Legis. Delia DeRiggi-Whitton (D-Glen Cove) has peppered county public works officials with questions about Looks Great since its crews chopped down trees in Glen Cove's Welwyn Preserve a month after Sandy. "I've been trying to draw attention to the fact that I was concerned about the record-keeping and the control over the work done by Looks Great services," she said.
Nassau has paid Looks Great about $35 million of $68.8 million, according to county Comptroller George Maragos. Nassau selected Looks Great in 2009 as one of four contractors approved for emergency debris removal, officials said. The firm first was put to work after Tropical Storm Irene in 2011 and then was hired after Sandy.

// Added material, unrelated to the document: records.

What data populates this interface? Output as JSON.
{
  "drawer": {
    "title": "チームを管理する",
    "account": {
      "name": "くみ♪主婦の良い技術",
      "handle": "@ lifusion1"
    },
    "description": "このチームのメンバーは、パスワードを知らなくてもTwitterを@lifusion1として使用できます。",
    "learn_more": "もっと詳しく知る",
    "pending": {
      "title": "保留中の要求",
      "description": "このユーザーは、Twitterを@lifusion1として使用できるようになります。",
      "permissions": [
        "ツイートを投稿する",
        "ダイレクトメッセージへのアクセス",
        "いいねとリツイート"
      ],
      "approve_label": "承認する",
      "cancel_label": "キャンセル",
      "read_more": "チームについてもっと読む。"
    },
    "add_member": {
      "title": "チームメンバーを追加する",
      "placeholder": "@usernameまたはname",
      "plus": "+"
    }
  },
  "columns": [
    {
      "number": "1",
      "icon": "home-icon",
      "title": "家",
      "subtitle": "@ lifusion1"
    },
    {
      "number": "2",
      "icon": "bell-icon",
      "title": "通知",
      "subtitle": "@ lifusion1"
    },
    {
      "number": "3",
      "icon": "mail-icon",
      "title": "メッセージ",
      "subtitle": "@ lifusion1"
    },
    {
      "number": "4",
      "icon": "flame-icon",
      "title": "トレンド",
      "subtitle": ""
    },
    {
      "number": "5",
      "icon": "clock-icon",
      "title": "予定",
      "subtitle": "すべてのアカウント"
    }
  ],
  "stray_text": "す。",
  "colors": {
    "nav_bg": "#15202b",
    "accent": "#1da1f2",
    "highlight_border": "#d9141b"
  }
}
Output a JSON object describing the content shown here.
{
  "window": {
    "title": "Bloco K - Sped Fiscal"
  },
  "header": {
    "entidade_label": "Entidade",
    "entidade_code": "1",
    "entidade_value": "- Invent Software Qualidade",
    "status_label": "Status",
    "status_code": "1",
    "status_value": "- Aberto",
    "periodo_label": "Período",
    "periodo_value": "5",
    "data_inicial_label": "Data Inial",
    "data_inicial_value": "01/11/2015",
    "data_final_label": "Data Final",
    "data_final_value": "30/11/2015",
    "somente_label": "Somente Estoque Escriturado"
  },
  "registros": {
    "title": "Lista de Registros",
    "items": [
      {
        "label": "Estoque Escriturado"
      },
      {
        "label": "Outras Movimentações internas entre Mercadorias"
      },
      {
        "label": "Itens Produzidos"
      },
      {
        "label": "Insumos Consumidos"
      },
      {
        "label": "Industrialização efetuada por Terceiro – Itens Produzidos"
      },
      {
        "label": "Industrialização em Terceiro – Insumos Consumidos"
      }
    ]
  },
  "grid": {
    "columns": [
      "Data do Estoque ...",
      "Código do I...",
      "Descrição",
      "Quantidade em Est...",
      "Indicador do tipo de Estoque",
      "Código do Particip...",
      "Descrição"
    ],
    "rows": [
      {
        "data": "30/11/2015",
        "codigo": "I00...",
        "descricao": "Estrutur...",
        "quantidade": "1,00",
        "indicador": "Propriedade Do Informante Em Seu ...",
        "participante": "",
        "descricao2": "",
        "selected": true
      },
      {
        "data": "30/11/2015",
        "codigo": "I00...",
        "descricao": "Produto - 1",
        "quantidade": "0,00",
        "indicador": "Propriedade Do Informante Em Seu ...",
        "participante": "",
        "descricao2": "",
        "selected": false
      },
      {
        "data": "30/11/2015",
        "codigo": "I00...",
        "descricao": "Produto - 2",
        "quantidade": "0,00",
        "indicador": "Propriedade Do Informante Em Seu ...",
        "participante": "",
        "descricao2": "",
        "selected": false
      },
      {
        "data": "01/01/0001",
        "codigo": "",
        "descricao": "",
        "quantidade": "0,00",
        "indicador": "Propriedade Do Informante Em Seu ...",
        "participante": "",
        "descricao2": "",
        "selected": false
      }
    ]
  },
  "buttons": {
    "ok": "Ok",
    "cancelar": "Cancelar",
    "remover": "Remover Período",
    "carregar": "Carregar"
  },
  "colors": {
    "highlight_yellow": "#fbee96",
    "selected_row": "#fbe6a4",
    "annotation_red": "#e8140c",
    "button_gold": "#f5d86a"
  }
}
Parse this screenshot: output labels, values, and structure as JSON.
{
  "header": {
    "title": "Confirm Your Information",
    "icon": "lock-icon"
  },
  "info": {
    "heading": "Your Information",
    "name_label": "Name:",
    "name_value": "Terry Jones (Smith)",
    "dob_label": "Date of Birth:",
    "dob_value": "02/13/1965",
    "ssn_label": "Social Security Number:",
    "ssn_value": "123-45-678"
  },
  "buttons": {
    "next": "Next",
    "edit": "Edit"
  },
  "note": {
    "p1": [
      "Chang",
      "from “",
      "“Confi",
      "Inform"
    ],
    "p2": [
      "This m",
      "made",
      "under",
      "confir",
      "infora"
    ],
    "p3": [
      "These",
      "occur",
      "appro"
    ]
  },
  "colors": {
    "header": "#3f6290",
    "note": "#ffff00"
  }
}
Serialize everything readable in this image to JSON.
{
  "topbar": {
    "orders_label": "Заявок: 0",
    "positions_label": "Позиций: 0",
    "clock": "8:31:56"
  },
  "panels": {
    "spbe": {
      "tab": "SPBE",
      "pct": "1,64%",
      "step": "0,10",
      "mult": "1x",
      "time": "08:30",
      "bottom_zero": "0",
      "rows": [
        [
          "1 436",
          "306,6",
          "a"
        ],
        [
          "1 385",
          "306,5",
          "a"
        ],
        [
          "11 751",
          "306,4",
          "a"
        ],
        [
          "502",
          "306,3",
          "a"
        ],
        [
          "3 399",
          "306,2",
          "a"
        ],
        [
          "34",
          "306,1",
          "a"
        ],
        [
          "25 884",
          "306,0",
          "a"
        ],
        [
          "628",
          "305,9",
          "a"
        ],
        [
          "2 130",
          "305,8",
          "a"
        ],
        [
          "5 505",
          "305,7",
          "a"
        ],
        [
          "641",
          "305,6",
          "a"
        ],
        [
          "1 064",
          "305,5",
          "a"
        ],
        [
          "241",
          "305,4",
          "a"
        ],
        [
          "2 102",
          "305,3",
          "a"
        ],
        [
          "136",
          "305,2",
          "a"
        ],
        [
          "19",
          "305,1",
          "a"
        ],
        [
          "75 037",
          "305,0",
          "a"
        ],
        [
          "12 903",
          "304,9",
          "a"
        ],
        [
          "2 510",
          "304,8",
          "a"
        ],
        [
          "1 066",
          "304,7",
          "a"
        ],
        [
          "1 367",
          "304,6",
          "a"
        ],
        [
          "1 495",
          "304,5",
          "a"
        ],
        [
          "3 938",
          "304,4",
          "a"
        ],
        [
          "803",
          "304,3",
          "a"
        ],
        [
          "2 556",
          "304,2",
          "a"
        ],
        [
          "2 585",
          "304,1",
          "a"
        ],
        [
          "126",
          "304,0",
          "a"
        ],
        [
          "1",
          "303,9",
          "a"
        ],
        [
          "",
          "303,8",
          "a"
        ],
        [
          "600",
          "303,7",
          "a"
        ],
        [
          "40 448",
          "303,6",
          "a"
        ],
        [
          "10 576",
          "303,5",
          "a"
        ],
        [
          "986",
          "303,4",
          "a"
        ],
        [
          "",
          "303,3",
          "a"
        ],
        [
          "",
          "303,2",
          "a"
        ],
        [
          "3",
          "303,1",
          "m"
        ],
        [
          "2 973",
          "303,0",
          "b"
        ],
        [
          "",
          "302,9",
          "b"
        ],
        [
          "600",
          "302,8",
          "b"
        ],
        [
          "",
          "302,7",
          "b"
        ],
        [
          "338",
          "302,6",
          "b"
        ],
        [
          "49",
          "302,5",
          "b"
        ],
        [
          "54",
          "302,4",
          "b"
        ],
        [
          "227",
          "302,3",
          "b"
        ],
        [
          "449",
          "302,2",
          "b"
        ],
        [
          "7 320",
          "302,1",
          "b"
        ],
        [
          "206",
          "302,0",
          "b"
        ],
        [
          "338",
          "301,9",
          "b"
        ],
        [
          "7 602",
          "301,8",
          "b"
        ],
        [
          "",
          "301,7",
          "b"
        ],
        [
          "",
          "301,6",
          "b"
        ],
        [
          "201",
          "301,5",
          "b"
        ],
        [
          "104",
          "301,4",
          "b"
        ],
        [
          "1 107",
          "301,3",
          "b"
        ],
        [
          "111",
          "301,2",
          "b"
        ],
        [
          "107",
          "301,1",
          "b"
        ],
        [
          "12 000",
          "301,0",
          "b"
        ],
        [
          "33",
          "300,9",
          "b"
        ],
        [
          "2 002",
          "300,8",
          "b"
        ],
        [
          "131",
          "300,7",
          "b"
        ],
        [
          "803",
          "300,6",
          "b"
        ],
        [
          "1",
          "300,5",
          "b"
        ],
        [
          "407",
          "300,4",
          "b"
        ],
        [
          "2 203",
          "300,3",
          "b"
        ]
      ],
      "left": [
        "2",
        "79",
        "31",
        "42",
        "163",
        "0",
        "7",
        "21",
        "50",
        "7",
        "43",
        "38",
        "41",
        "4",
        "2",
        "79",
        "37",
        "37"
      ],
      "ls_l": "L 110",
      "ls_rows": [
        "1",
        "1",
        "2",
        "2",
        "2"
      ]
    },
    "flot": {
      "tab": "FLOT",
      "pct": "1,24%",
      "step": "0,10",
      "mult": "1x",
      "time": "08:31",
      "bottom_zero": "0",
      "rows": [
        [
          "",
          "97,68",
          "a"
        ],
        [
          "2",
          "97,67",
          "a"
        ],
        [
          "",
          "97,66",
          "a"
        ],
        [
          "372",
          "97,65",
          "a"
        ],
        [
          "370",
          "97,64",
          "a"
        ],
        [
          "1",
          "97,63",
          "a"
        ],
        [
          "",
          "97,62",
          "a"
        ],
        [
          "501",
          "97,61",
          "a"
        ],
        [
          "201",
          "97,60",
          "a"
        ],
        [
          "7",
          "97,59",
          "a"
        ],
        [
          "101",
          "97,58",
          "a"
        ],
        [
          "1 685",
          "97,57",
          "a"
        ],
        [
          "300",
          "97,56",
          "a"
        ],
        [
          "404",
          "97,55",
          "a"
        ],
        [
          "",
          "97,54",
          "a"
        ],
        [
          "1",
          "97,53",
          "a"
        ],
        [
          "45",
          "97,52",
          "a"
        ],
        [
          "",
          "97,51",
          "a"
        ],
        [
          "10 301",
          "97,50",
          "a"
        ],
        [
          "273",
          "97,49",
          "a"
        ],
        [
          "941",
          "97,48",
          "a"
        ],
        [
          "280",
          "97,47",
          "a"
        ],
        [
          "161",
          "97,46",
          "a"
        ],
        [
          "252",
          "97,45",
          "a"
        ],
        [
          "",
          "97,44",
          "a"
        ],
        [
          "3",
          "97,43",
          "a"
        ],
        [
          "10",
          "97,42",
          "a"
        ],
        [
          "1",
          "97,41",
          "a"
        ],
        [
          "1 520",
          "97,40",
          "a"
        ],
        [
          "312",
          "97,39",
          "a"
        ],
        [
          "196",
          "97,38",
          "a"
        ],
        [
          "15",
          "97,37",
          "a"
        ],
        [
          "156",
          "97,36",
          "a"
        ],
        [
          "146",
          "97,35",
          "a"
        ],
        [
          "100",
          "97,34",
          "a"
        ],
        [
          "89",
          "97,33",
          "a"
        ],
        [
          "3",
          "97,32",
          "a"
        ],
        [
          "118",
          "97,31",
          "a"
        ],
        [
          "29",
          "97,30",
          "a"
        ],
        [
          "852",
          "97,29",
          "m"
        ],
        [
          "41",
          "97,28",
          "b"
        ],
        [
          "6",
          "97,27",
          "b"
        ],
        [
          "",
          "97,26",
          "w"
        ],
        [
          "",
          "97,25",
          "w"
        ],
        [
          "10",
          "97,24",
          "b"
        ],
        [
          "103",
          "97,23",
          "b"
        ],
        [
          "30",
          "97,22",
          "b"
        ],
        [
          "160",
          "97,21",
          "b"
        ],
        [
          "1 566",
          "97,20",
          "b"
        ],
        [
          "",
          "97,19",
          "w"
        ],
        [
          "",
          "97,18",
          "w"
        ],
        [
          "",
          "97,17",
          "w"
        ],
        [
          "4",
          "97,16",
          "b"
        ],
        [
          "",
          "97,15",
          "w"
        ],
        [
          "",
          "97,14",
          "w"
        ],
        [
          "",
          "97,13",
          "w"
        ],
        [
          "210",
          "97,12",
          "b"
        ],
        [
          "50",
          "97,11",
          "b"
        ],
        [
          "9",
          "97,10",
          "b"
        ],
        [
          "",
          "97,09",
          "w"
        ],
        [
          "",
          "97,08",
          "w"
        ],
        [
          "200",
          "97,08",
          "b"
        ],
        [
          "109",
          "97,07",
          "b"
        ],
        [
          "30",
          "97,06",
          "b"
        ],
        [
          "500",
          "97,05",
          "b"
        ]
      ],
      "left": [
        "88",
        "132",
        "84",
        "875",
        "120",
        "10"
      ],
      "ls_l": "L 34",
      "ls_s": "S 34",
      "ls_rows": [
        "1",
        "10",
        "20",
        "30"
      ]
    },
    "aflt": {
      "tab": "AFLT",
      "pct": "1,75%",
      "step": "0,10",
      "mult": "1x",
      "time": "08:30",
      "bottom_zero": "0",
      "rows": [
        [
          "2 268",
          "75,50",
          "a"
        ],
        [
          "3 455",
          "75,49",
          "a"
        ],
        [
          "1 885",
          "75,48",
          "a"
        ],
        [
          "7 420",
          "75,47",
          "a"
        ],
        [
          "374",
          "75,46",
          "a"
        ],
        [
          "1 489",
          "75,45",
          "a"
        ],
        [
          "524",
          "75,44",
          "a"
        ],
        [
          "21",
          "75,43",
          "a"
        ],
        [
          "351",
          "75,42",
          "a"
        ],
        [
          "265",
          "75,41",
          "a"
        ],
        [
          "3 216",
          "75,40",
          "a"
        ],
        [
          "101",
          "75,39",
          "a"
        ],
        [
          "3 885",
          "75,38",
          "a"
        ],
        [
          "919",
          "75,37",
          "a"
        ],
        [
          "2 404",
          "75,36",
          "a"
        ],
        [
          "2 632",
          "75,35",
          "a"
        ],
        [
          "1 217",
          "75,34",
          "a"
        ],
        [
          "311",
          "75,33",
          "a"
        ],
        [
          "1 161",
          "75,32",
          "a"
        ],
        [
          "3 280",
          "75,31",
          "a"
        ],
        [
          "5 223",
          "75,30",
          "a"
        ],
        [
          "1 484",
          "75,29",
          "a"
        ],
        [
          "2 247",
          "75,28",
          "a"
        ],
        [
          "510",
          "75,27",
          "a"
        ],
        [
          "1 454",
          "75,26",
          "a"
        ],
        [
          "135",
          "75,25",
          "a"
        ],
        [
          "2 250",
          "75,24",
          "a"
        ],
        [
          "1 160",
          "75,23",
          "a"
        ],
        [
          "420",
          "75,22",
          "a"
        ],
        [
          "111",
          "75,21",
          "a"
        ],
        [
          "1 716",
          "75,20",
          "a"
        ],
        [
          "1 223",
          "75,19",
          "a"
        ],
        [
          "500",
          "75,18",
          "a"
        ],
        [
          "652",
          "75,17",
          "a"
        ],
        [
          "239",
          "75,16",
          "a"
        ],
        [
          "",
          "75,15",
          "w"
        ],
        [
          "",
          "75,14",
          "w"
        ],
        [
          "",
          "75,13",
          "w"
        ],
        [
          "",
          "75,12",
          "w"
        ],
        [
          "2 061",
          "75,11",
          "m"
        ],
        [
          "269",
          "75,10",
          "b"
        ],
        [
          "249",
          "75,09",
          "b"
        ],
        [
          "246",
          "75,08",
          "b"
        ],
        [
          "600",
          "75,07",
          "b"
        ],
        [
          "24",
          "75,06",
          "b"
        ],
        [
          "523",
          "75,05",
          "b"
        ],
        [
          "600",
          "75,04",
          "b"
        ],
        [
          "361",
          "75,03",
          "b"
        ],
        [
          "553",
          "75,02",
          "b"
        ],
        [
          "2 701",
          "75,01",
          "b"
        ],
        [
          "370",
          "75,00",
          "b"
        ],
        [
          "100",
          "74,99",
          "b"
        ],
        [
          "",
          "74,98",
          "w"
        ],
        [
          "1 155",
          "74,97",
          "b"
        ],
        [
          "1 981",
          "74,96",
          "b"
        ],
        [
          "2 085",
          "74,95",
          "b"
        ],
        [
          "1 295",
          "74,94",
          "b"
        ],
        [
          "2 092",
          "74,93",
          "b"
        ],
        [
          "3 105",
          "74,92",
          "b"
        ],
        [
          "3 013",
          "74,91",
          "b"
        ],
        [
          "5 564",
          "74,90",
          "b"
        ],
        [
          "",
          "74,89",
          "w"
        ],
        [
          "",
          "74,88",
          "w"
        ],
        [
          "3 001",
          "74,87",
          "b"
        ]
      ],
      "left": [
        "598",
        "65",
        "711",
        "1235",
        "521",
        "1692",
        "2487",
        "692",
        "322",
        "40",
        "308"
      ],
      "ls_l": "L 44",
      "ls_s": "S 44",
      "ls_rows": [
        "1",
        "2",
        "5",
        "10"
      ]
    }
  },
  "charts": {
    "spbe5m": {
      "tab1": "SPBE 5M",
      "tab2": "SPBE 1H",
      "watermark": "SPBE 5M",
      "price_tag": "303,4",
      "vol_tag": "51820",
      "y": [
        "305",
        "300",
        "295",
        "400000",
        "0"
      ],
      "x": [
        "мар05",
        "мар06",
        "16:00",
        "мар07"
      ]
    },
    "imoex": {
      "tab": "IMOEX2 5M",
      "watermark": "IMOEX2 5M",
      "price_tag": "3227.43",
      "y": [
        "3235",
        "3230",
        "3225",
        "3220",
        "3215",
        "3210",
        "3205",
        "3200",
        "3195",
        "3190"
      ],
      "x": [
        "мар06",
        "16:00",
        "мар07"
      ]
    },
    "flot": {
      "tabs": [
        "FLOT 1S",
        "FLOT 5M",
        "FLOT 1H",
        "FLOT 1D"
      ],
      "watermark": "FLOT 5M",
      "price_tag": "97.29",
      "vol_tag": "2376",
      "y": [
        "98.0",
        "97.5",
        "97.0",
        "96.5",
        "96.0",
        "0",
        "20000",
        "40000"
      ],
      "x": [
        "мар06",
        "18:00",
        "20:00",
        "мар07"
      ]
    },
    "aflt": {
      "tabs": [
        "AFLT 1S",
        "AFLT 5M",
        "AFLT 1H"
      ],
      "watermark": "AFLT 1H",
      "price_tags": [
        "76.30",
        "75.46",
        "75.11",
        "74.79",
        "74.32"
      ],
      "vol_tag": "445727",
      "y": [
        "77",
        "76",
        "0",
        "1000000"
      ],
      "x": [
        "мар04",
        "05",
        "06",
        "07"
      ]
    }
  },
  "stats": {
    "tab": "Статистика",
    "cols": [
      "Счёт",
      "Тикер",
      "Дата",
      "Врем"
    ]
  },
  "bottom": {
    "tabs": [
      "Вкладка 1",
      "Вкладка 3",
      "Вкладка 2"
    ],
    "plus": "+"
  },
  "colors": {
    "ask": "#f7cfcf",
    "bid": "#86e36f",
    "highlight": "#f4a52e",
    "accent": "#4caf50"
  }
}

County Attorney John Ciampoli said on behalf of the Mangano administration that the "Looks Great contract predates this administration. The contractor submitted their claims, which are subject to multiple levels of review. Clearly, all invoices are public record and subject to audit."
Maragos has asked 12 Sandy contractors hired by Nassau, including Looks Great, for payroll and expense records. A spokesman said Tuesday that Maragos contacted the firms before he learned of the Rice investigation.
Maragos and the Mangano administration have said they do not have subcontractor payroll information for Looks Great because the firm is working under a "purchase order" rather than a public works contract. The county charter requires public works contractors to provide verified statements of all amounts due and owed to subcontractors and their employees before the comptroller approves payment.
County officials have said Looks Great manages 40 to 58 subcontractors.
James Castellane, retiring president of the Building and Construction Trades Council of Nassau and Suffolk, declined to comment on "any" investigation. However, he said he was "fully aware of contractors . . . who go around capitalizing on devastation and not paying the wages and benefits of Long Island-area standards for the construction workers that I represent."